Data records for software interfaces
☆ ☆ ☆

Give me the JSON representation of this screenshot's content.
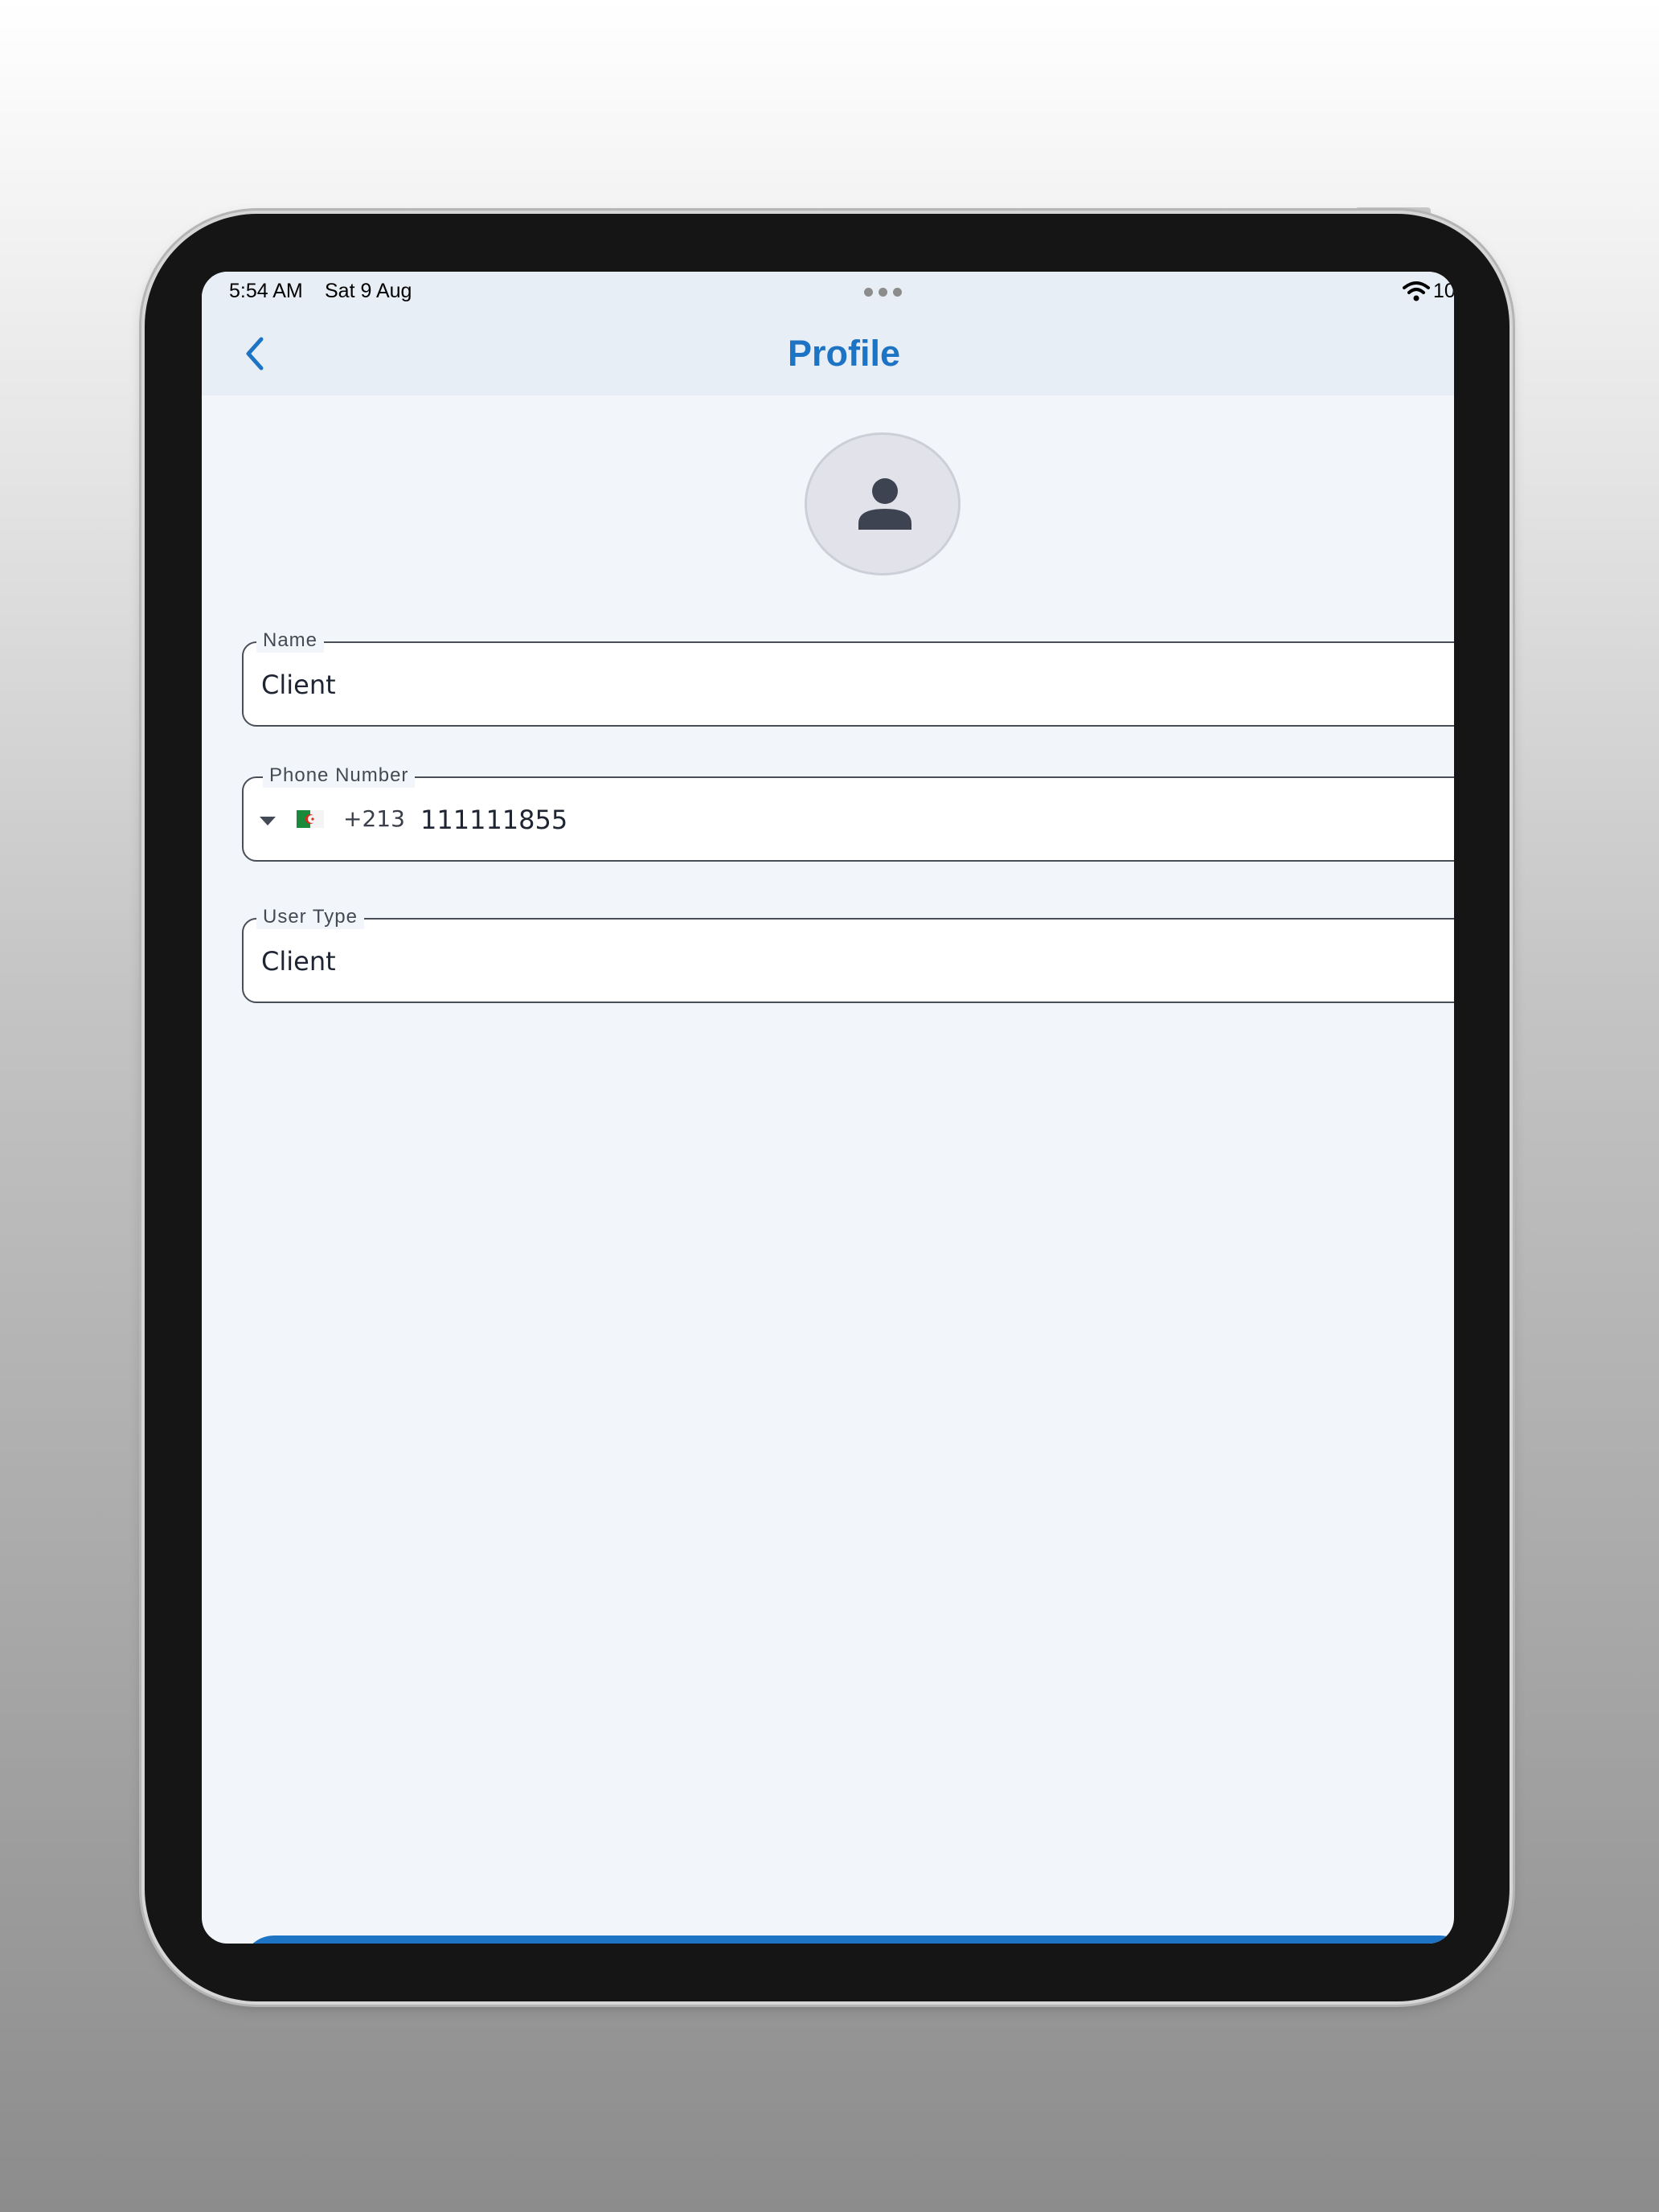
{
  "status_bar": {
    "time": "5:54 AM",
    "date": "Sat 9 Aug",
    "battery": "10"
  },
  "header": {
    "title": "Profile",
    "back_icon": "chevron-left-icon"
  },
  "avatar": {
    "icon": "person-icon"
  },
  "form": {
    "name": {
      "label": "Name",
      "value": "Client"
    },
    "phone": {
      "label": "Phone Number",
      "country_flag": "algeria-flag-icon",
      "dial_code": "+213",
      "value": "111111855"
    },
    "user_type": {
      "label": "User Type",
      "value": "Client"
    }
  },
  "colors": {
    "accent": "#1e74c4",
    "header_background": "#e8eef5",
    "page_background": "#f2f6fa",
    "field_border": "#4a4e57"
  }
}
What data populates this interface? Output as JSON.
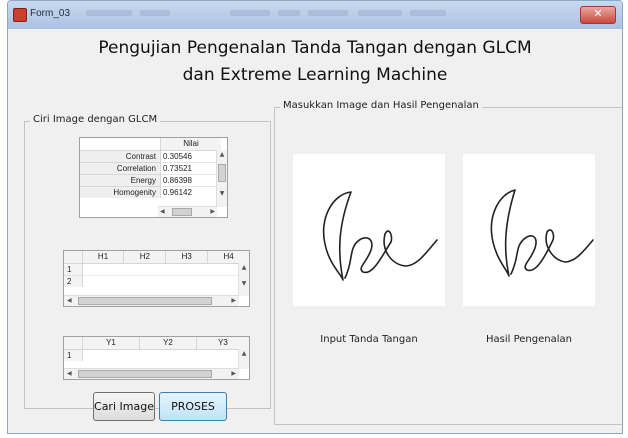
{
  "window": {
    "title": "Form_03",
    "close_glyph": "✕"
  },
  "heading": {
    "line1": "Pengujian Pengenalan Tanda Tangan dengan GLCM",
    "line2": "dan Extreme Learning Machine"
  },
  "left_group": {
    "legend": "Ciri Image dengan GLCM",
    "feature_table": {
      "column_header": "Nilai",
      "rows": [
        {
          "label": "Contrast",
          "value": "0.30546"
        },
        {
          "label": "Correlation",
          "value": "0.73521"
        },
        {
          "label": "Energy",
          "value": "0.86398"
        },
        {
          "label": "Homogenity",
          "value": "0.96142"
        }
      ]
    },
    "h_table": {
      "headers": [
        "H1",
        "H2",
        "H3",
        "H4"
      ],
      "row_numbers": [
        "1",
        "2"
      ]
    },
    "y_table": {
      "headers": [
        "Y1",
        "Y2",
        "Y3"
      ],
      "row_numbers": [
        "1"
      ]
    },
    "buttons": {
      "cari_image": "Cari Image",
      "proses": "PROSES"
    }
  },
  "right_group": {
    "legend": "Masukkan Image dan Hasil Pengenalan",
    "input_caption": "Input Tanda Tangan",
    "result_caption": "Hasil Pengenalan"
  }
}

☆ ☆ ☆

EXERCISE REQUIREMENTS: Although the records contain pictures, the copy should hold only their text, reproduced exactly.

EXERCISE SOLUTION:
Give me the JSON representation of this screenshot's content.
{
  "status_bar": {
    "time": "5:54 AM",
    "date": "Sat 9 Aug",
    "battery": "10"
  },
  "header": {
    "title": "Profile",
    "back_icon": "chevron-left-icon"
  },
  "avatar": {
    "icon": "person-icon"
  },
  "form": {
    "name": {
      "label": "Name",
      "value": "Client"
    },
    "phone": {
      "label": "Phone Number",
      "country_flag": "algeria-flag-icon",
      "dial_code": "+213",
      "value": "111111855"
    },
    "user_type": {
      "label": "User Type",
      "value": "Client"
    }
  },
  "colors": {
    "accent": "#1e74c4",
    "header_background": "#e8eef5",
    "page_background": "#f2f6fa",
    "field_border": "#4a4e57"
  }
}
What data populates this interface? Output as JSON.
{
  "window": {
    "title": "Form_03",
    "close_glyph": "✕"
  },
  "heading": {
    "line1": "Pengujian Pengenalan Tanda Tangan dengan GLCM",
    "line2": "dan Extreme Learning Machine"
  },
  "left_group": {
    "legend": "Ciri Image dengan GLCM",
    "feature_table": {
      "column_header": "Nilai",
      "rows": [
        {
          "label": "Contrast",
          "value": "0.30546"
        },
        {
          "label": "Correlation",
          "value": "0.73521"
        },
        {
          "label": "Energy",
          "value": "0.86398"
        },
        {
          "label": "Homogenity",
          "value": "0.96142"
        }
      ]
    },
    "h_table": {
      "headers": [
        "H1",
        "H2",
        "H3",
        "H4"
      ],
      "row_numbers": [
        "1",
        "2"
      ]
    },
    "y_table": {
      "headers": [
        "Y1",
        "Y2",
        "Y3"
      ],
      "row_numbers": [
        "1"
      ]
    },
    "buttons": {
      "cari_image": "Cari Image",
      "proses": "PROSES"
    }
  },
  "right_group": {
    "legend": "Masukkan Image dan Hasil Pengenalan",
    "input_caption": "Input Tanda Tangan",
    "result_caption": "Hasil Pengenalan"
  }
}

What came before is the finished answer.